Northwest Territory

The Territory Northwest of the River Ohio, more commonly known as the Northwest Territory, was an organized incorporated territory of the United States that existed from July 13, 1787, until March 1, 1803, when the southeastern portion of the territory was admitted to the Union as the state of Ohio. Previously, it was part of the Indian Reserve, a territory under British rule set aside in the Royal Proclamation of 1763 for use by American Indians, which was assigned to the United States in the Treaty of Paris (1783).

The Congress of the Confederation enacted the Northwest Ordinance in 1787 to provide for the administration of the territories and set rules for admission as a state. On August 7, 1789, the new U.S. Congress affirmed the Ordinance with slight modifications under the Constitution. The territory included all the land of the United States west of Pennsylvania and northwest of the Ohio River. It covered all of the modern states of Ohio, Indiana, Illinois, Michigan, Wisconsin, and the northeastern part of Minnesota. The area covered more than 260,000 square miles (670,000 km2).

Read more about Northwest TerritoryHistory, Law and Government, Territorial Counties, Territorial Contributions

Other articles related to "northwest territory, territory":
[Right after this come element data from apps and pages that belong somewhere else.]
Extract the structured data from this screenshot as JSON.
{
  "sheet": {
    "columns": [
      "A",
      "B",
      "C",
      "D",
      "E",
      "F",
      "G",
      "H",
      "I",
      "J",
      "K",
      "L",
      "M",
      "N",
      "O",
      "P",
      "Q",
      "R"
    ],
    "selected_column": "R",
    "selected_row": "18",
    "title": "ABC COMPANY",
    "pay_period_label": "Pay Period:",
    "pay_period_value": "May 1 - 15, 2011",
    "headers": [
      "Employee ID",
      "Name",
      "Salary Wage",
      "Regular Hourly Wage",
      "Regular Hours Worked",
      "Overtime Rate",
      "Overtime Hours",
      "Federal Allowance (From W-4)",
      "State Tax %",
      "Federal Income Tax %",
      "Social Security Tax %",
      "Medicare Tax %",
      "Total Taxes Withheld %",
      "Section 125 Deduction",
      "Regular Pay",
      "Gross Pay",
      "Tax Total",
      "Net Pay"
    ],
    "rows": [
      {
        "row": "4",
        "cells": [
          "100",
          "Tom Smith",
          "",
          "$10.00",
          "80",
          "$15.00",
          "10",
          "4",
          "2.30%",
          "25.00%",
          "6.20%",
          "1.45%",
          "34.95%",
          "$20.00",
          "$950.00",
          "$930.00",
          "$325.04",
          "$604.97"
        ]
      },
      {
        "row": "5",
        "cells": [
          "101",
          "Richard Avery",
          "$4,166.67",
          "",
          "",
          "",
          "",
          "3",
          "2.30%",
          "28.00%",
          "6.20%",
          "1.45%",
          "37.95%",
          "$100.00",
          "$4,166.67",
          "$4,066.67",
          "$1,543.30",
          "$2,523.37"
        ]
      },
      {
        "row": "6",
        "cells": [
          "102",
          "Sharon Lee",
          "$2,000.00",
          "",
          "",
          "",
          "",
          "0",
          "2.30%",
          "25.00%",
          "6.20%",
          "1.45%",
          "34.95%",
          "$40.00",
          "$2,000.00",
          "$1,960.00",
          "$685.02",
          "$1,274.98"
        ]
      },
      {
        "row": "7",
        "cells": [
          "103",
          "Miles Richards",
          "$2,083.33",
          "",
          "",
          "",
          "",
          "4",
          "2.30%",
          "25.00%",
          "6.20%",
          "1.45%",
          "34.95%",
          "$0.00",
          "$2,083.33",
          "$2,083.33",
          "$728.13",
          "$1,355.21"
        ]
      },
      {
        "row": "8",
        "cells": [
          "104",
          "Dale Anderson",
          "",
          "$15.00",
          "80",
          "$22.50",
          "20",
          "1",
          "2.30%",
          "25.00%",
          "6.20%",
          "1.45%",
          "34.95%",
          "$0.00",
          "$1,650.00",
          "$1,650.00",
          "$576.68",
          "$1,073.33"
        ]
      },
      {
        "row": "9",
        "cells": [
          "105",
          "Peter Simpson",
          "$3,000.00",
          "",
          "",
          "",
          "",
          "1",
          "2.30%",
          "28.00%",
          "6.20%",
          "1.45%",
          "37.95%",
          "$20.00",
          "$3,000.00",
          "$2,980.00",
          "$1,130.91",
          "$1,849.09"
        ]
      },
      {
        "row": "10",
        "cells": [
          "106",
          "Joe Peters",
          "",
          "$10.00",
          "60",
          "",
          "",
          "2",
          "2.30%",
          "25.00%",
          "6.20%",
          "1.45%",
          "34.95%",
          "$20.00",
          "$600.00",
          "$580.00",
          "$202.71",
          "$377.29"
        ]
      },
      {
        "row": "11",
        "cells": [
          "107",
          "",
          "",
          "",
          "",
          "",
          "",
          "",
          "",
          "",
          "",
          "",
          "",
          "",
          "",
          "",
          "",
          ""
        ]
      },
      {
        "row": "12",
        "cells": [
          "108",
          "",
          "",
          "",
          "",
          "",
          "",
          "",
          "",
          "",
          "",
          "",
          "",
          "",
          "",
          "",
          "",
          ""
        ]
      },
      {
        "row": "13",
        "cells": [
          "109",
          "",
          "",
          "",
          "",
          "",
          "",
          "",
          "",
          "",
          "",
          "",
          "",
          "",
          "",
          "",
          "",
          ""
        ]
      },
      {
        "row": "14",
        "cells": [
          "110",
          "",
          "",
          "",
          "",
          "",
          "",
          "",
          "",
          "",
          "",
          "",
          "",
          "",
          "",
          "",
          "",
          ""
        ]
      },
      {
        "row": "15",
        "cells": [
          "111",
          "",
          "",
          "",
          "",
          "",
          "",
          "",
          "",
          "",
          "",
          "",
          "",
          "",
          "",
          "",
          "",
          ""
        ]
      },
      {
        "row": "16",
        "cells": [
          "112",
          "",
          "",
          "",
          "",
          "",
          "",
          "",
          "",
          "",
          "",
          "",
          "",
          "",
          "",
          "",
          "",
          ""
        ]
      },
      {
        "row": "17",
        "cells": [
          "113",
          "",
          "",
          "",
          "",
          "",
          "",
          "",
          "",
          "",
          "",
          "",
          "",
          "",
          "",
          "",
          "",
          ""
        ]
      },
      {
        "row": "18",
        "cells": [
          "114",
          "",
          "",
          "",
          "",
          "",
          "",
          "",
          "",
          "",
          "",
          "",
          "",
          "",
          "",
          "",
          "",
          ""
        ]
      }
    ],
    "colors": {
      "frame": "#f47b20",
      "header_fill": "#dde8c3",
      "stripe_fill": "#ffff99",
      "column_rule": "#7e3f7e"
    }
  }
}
George Turner (jurist)
... a stable government established in the newly acquired Northwest Territory ... In 1789, he was appointed by the Washington administration as a judge of the Northwest Territory to replace the deceased James Mitchell Varnum ... after its printer, William Maxwell), the first criminal and civil legal code for the Northwest Territory ...
Charles Willing Byrd - Legal and Political Career - Secretary of Northwest Territory
... Byrd was appointed Secretary of Northwest Territory by President John Adams on October 3, 1799, after Captain William Henry Harrison resigned to serve as a non-voting delegate in the House of Representatives ... While serving as Secretary of the Northwest Territory, Byrd also served as a Hamilton county delegate to the 1802 Ohio Constitutional Convention ...
Northwest Territory - Territorial Contributions
... states that ceded territorial claims in what would become the Northwest Territory State of New York, 1780–1782 Commonwealth of Virginia, 1781–1784 Commonwealth of Massachusetts, 1784–1785 State of ... territories that encompassed land that was previously part of the Northwest Territory Territory of Indiana, 1800–1816 Territory of Michigan, 1805–1837 Territory of ... states that encompass land that was once part of the Northwest Territory State of Ohio, 1803 State of Indiana, 1816 State of Illinois, 1818 State of Michigan ...
Treaty Of Fort Harmar
... between the United States government and numerous Native American tribes with claims to the Northwest Territory ... Clair, the governor of the Northwest Territory, and other American leaders such as Josiah Harmar and Richard Butler ... in the Firelands portions of the Western Reserve, an area that extended into the territory set aside for the tribes ...
Territorial Evolution Of The United States - 1800s
... July 4, 1800 Indiana Territory was formed from the western portion of Northwest Territory ... Northwest Territory was left with only most of Ohio and the rest of Michigan ... its Western Reserve to the federal government, which made it part of Northwest Territory, and is the northeastern part of present-day Ohio ...

Famous quotes containing the words territory and/or northwest:

    Size is not grandeur, and territory does not make a nation.
    Thomas Henry Huxley (1825–95)

    I got my first clear view of Ktaadn, on this excursion, from a hill about two miles northwest of Bangor, whither I went for this purpose. After this I was ready to return to Massachusetts.
    Henry David Thoreau (1817–1862)